GIVEN RECORDS: Begin

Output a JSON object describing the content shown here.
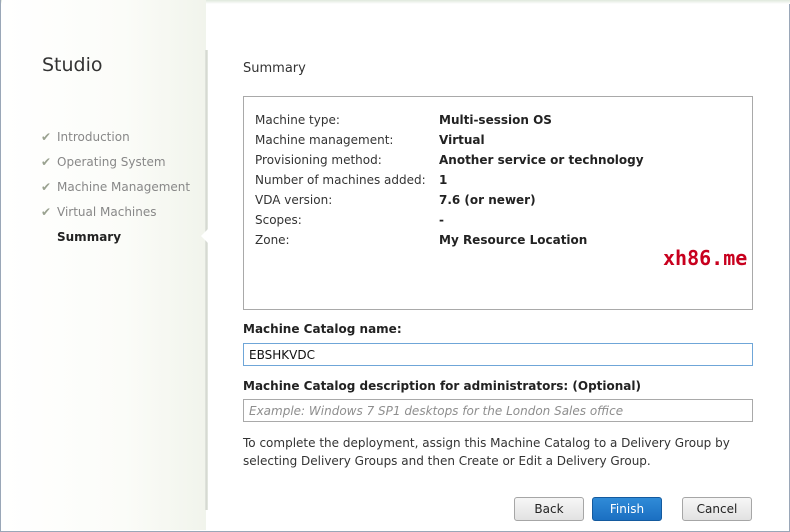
{
  "sidebar": {
    "title": "Studio",
    "steps": [
      {
        "label": "Introduction",
        "completed": true
      },
      {
        "label": "Operating System",
        "completed": true
      },
      {
        "label": "Machine Management",
        "completed": true
      },
      {
        "label": "Virtual Machines",
        "completed": true
      },
      {
        "label": "Summary",
        "completed": false,
        "current": true
      }
    ]
  },
  "main": {
    "title": "Summary",
    "summary_rows": [
      {
        "key": "Machine type:",
        "value": "Multi-session OS"
      },
      {
        "key": "Machine management:",
        "value": "Virtual"
      },
      {
        "key": "Provisioning method:",
        "value": "Another service or technology"
      },
      {
        "key": "Number of machines added:",
        "value": "1"
      },
      {
        "key": "VDA version:",
        "value": "7.6 (or newer)"
      },
      {
        "key": "Scopes:",
        "value": "-"
      },
      {
        "key": "Zone:",
        "value": "My Resource Location"
      }
    ],
    "catalog_name": {
      "label": "Machine Catalog name:",
      "value": "EBSHKVDC"
    },
    "catalog_description": {
      "label": "Machine Catalog description for administrators: (Optional)",
      "value": "",
      "placeholder": "Example: Windows 7 SP1 desktops for the London Sales office"
    },
    "info_text": "To complete the deployment, assign this Machine Catalog to a Delivery Group by selecting Delivery Groups and then Create or Edit a Delivery Group."
  },
  "buttons": {
    "back": "Back",
    "finish": "Finish",
    "cancel": "Cancel"
  },
  "watermark": "xh86.me",
  "colors": {
    "finish_button": "#1f78cc",
    "watermark": "#c8001e",
    "active_input_border": "#6fa6d8"
  }
}
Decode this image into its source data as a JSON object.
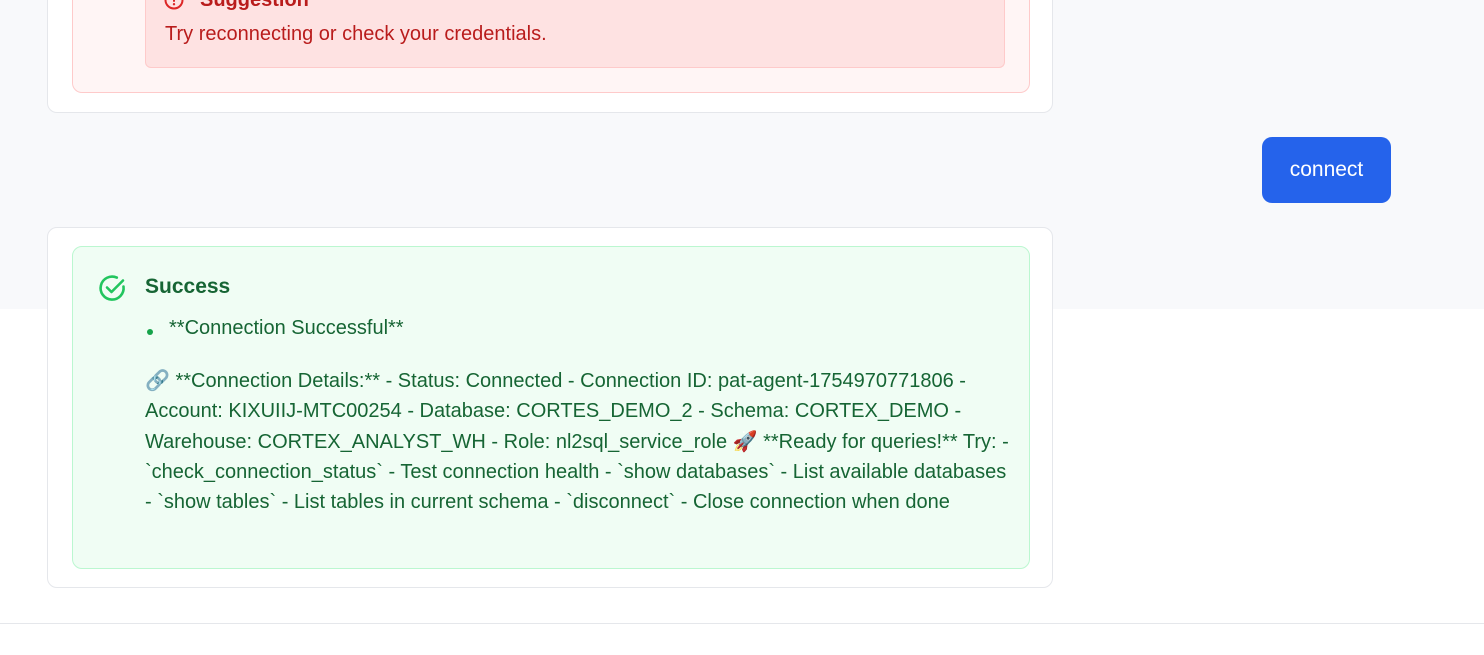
{
  "error_alert": {
    "suggestion_title": "Suggestion",
    "suggestion_text": "Try reconnecting or check your credentials.",
    "colors": {
      "background": "#fee2e2",
      "text": "#b91c1c"
    },
    "icon": "alert-circle-icon"
  },
  "user_message": {
    "text": "connect",
    "color": "#2563eb"
  },
  "success_alert": {
    "title": "Success",
    "icon": "check-circle-icon",
    "bullet": "**Connection Successful**",
    "details": {
      "link_emoji": "🔗",
      "part1": " **Connection Details:** - Status: Connected - Connection ID: pat-agent-1754970771806 - Account: KIXUIIJ-MTC00254 - Database: CORTES_DEMO_2 - Schema: CORTEX_DEMO - Warehouse: CORTEX_ANALYST_WH - Role: nl2sql_service_role ",
      "rocket_emoji": "🚀",
      "part2": " **Ready for queries!** Try: - `check_connection_status` - Test connection health - `show databases` - List available databases - `show tables` - List tables in current schema - `disconnect` - Close connection when done"
    },
    "colors": {
      "background": "#f0fdf4",
      "text": "#166534",
      "accent": "#22c55e"
    }
  }
}
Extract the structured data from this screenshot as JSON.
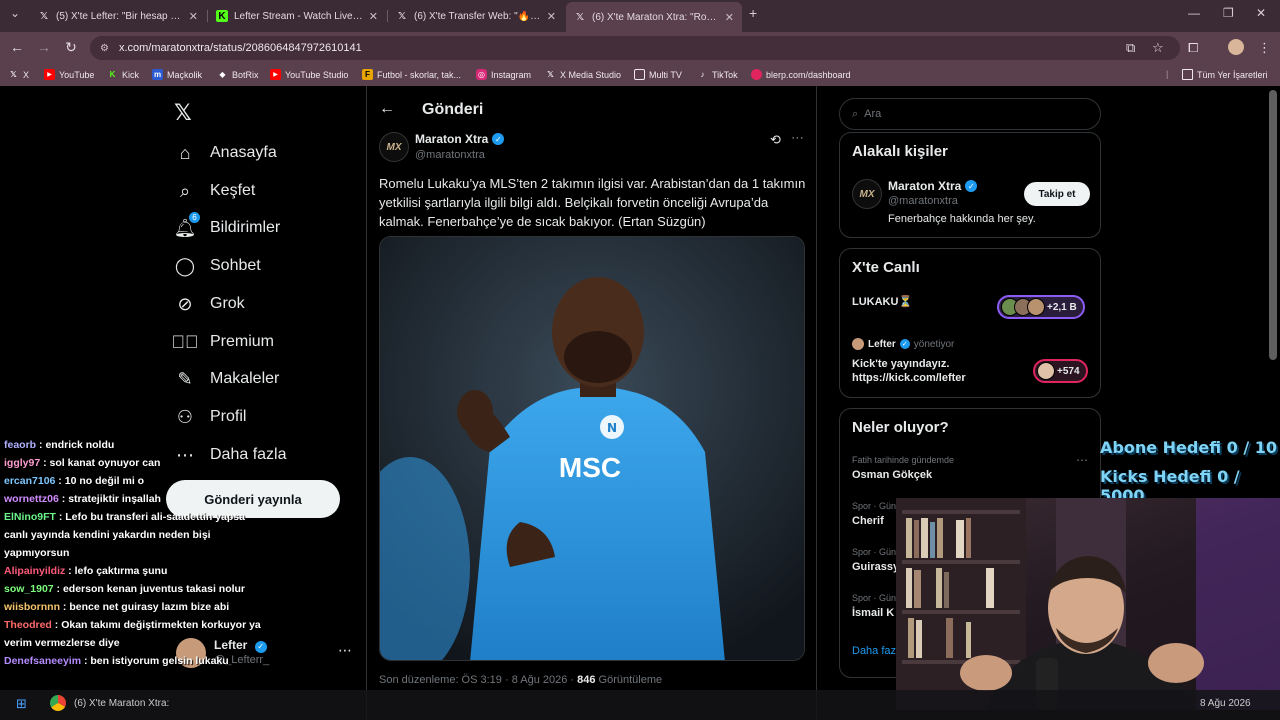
{
  "browser": {
    "tabs": [
      {
        "label": "(5) X'te Lefter: \"Bir hesap etmey",
        "favicon": "x-icon"
      },
      {
        "label": "Lefter Stream - Watch Live on K",
        "favicon": "kick-icon"
      },
      {
        "label": "(6) X'te Transfer Web: \"🔥 FOR",
        "favicon": "x-icon"
      },
      {
        "label": "(6) X'te Maraton Xtra: \"Romelu",
        "favicon": "x-icon"
      }
    ],
    "new_tab": "+",
    "url": "x.com/maratonxtra/status/2086064847972610141",
    "bookmarks": [
      {
        "label": "X"
      },
      {
        "label": "YouTube"
      },
      {
        "label": "Kick"
      },
      {
        "label": "Maçkolik"
      },
      {
        "label": "BotRix"
      },
      {
        "label": "YouTube Studio"
      },
      {
        "label": "Futbol - skorlar, tak..."
      },
      {
        "label": "Instagram"
      },
      {
        "label": "X Media Studio"
      },
      {
        "label": "Multi TV"
      },
      {
        "label": "TikTok"
      },
      {
        "label": "blerp.com/dashboard"
      }
    ],
    "all_bookmarks": "Tüm Yer İşaretleri"
  },
  "nav": {
    "items": [
      {
        "label": "Anasayfa",
        "icon": "home-icon"
      },
      {
        "label": "Keşfet",
        "icon": "search-icon"
      },
      {
        "label": "Bildirimler",
        "icon": "bell-icon",
        "badge": "6"
      },
      {
        "label": "Sohbet",
        "icon": "chat-icon"
      },
      {
        "label": "Grok",
        "icon": "grok-icon"
      },
      {
        "label": "Premium",
        "icon": "premium-icon"
      },
      {
        "label": "Makaleler",
        "icon": "articles-icon"
      },
      {
        "label": "Profil",
        "icon": "person-icon"
      },
      {
        "label": "Daha fazla",
        "icon": "more-circle-icon"
      }
    ],
    "post_button": "Gönderi yayınla",
    "account": {
      "name": "Lefter",
      "handle": "@_Lefterr_"
    }
  },
  "main": {
    "title": "Gönderi",
    "post": {
      "avatar_text": "MX",
      "name": "Maraton Xtra",
      "handle": "@maratonxtra",
      "text": "Romelu Lukaku’ya MLS’ten 2 takımın ilgisi var. Arabistan’dan da 1 takımın yetkilisi şartlarıyla ilgili bilgi aldı. Belçikalı forvetin önceliği Avrupa’da kalmak. Fenerbahçe’ye de sıcak bakıyor. (Ertan Süzgün)",
      "image_alt_text": "MSC",
      "meta_prefix": "Son düzenleme: ÖS 3:19 · 8 Ağu 2026 · ",
      "views_count": "846",
      "views_label": " Görüntüleme"
    }
  },
  "right": {
    "search_placeholder": "Ara",
    "related": {
      "title": "Alakalı kişiler",
      "name": "Maraton Xtra",
      "handle": "@maratonxtra",
      "bio": "Fenerbahçe hakkında her şey.",
      "follow": "Takip et"
    },
    "live": {
      "title": "X'te Canlı",
      "item1_title": "LUKAKU⏳",
      "item1_count": "+2,1 B",
      "item2_host": "Lefter",
      "item2_role": "yönetiyor",
      "item2_title": "Kick'te yayındayız. https://kick.com/lefter",
      "item2_count": "+574"
    },
    "trends": {
      "title": "Neler oluyor?",
      "items": [
        {
          "meta": "Fatih tarihinde gündemde",
          "name": "Osman Gökçek"
        },
        {
          "meta": "Spor · Günd",
          "name": "Cherif"
        },
        {
          "meta": "Spor · Gün",
          "name": "Guirassy"
        },
        {
          "meta": "Spor · Gün",
          "name": "İsmail K"
        }
      ],
      "more": "Daha faz"
    }
  },
  "overlay": {
    "goals": [
      "Abone Hedefi 0 / 10",
      "Kicks Hedefi 0 / 5000"
    ],
    "chat": [
      {
        "user": "feaorb",
        "msg": "endrick noldu",
        "color": "#b0b0ff"
      },
      {
        "user": "iggly97",
        "msg": "sol kanat oynuyor can",
        "color": "#ff9ed0"
      },
      {
        "user": "ercan7106",
        "msg": "10 no değil mi o",
        "color": "#7ec8ff"
      },
      {
        "user": "wornettz06",
        "msg": "stratejiktir inşallah",
        "color": "#d08cff"
      },
      {
        "user": "ElNino9FT",
        "msg": "Lefo bu transferi ali-saadettin yapsa canlı yayında kendini yakardın neden bişi yapmıyorsun",
        "color": "#6cf58a"
      },
      {
        "user": "Alipainyildiz",
        "msg": "lefo çaktırma şunu",
        "color": "#ff5a7a"
      },
      {
        "user": "sow_1907",
        "msg": "ederson kenan juventus takasi nolur",
        "color": "#7dfc7d"
      },
      {
        "user": "wiisbornnn",
        "msg": "bence net guirasy lazım bize abi",
        "color": "#f5c46a"
      },
      {
        "user": "Theodred",
        "msg": "Okan takımı değiştirmekten korkuyor ya verim vermezlerse diye",
        "color": "#ff6b6b"
      },
      {
        "user": "Denefsaneeyim",
        "msg": "ben istiyorum gelsin lukaku",
        "color": "#b58cff"
      }
    ]
  },
  "taskbar": {
    "window_label": "(6) X'te Maraton Xtra:",
    "date": "8 Ağu 2026"
  },
  "colors": {
    "accent": "#1d9bf0",
    "chrome_tab": "#3b2b34",
    "chrome_toolbar": "#5a3f4c",
    "live_ring": "#8b5cf6",
    "live_ring_2": "#e0245e"
  }
}
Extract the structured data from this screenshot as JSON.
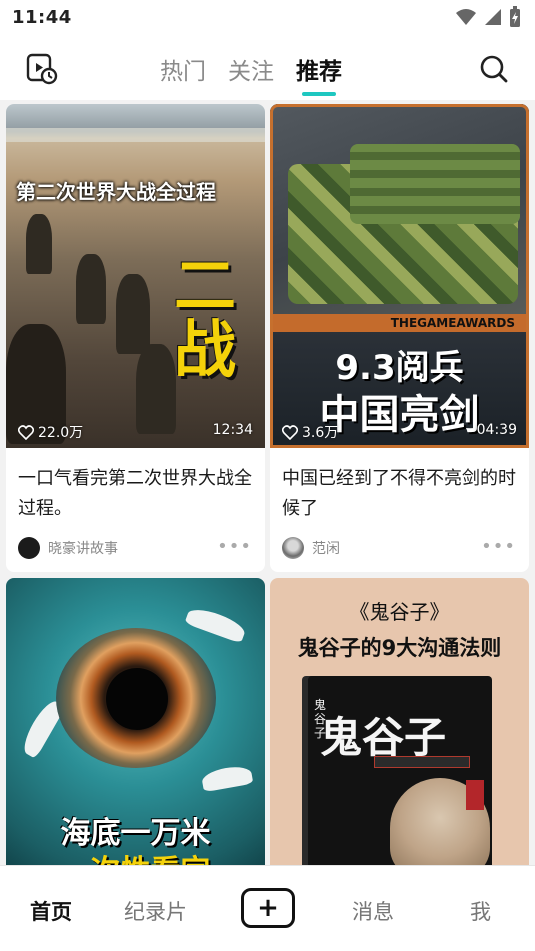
{
  "status_bar": {
    "time": "11:44"
  },
  "top_nav": {
    "tabs": [
      {
        "label": "热门",
        "active": false
      },
      {
        "label": "关注",
        "active": false
      },
      {
        "label": "推荐",
        "active": true
      }
    ]
  },
  "colors": {
    "accent": "#1ec7c0"
  },
  "feed": {
    "cards": [
      {
        "thumb_caption": "第二次世界大战全过程",
        "thumb_big_text": "二战",
        "likes": "22.0万",
        "duration": "12:34",
        "title": "一口气看完第二次世界大战全过程。",
        "author": "晓豪讲故事"
      },
      {
        "thumb_strip": "THEGAMEAWARDS",
        "thumb_line1": "9.3阅兵",
        "thumb_line2": "中国亮剑",
        "likes": "3.6万",
        "duration": "04:39",
        "title": "中国已经到了不得不亮剑的时候了",
        "author": "范闲"
      },
      {
        "thumb_caption": "海底一万米",
        "thumb_caption2": "一次性看完"
      },
      {
        "thumb_heading": "《鬼谷子》",
        "thumb_subheading": "鬼谷子的9大沟通法则",
        "book_title": "鬼谷子",
        "book_spine": "鬼谷子"
      }
    ]
  },
  "bottom_nav": {
    "items": [
      {
        "label": "首页",
        "active": true
      },
      {
        "label": "纪录片",
        "active": false
      },
      {
        "label": "消息",
        "active": false
      },
      {
        "label": "我",
        "active": false
      }
    ],
    "publish_symbol": "+"
  }
}
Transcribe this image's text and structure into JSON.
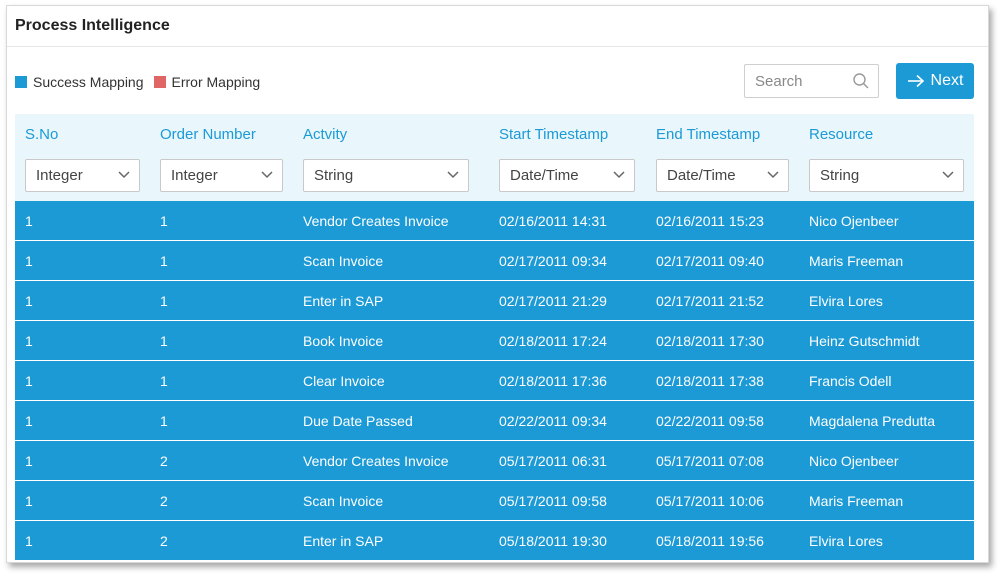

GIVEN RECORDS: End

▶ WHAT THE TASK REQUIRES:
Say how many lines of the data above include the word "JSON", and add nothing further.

▶ EXERCISE OUTPUT:
5